Faith Works 9-26-15
Authority is the answer, what is the question?
Sometimes, I have two different thoughts at the same time.
I like Coke and I like Pepsi. Not often, usually not either, but if I'm thirsty in the right way, I'm intrigued by either.
There's something about classical music, like Aaron Copland's "Appalachian Spring," that makes me remember why I like bluegrass so much. And vice versa.
All of my life, I've been a Protestant sort of Christian, growing up in the congregational tradition in which I minister today, living a town filled with Lutherans of a very protesting sort; yet the larger Chicago region in which we were set made me aware of archbishops and cardinals and just to my west was the high holy place of South Bend, Indiana and Touchdown Jesus. Notre Dame is just a little Catholic, you know.
So I relate to the attraction of having a Pope, even though the office and authority is foreign to most of what I've ever known personally in church life. Johns and Pauls and John Pauls were always in doorways and on dining room walls of friends' homes and Catholic churches are not unfamiliar to me.
And I'm used to, if disconcerted by, the deep-seated antipathy many Protestant folk, even clergy, have towards the Catholic church and the Papacy. There's a harsh side to this tension, rooted in the Klan's popularity in my own Indiana and right here in Ohio during the 1920s, a Klan that was as aimed at Catholics as it was at other minority groups. They preached a form of nativism, with the occasional collaboration of Protestant churches, that continues to be, apparently, the last form of acceptable bigotry for some otherwise educated people.
My friend Monsignor Paul Enke, when he had me help lead a series of devotional evenings at St. Edward's Parish in Granville, enjoyed pointing out as we went into the church building for the Stations of the Cross that they have no basement, so there can't be a tunnel to the Vatican, or a cache of guns hidden beneath the altar. The irony is that my own middle name comes from a political candidate a mere century ago who was willing to run for the presidency with support of the chant "Rum, Romanism, and Rebellion!" about the supposed unfaithfulness of Catholicism to American values: there really were people claiming tunnels to Rome or munitions for sedition.
This week we have seen much of the United States joyfully celebrating the visit of a pontiff to these shores for what is, for he who was Jorge Bergoglio, his first time in our county. Now Pope Francis, the Vicar of Christ and Bishop of Rome is coming to the US as the leader of Vatican City-State, and the chief priest of Roman Catholic Christians around the world.
There's much confusion among Protestants, let alone Catholics, as well as non-Christian folk, about how a Pope is "infallible." Infallibility is not a doctrine that says whatever any fellow elected "Il Papa" says is always true, it is a refinement of the teaching authority of the Roman Catholic Church that says when a Pontiff speaks "ex cathedra," from their authoritative role as a teacher of the faith, those statements will not lead the faithful astray.

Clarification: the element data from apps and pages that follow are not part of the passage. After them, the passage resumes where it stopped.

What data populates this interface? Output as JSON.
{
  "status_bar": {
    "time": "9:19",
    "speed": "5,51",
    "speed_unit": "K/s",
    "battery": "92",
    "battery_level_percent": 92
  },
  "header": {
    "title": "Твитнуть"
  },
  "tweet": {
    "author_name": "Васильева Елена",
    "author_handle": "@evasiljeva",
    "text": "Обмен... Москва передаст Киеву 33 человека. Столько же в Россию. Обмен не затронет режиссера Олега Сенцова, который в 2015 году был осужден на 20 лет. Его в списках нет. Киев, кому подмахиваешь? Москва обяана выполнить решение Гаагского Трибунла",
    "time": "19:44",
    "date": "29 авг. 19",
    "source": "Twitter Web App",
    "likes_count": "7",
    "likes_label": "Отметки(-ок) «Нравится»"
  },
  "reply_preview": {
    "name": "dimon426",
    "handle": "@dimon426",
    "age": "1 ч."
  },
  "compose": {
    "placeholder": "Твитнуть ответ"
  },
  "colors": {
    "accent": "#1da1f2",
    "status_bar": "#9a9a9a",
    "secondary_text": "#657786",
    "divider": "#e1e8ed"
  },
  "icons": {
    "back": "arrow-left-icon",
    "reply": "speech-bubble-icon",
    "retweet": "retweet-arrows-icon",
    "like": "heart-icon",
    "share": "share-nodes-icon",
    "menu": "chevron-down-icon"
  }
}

You can call that belief a leap of faith in its own right, but it's certainly not a blanket validation of any comment a Pope makes as divine truth. He can mess up, just not when he issues a considered and official teaching on behalf of Christ's church, and for the guidance of the faithful. That's a teaching "from the official chair," or in Latin, "ex cathedra."
In fact, that's not far off of what is understood by believing Mormons about their chief executive, the President of The Church of Jesus Christ of Latter-day Saints (LDS Church). Thomas Monson is understood to be a "prophet, seer, and revelator," but that doesn't mean any comment he makes is to be taken as divine writ, but his official declarations are to be accepted as true and normative for believers.
As a Protestant Christian myself, I plan to listen closely to what Pope Francis has to say. His authority does not govern me, not officially, but I believe it is only gracious to hear him out, and to consider what he has to say about the faith we affirm, together.
Jeff Gill is a writer, storyteller, and pastor in Licking County; tell him what sources of authority speak to you at email@example.com, or follow @Knapsack on Twitter.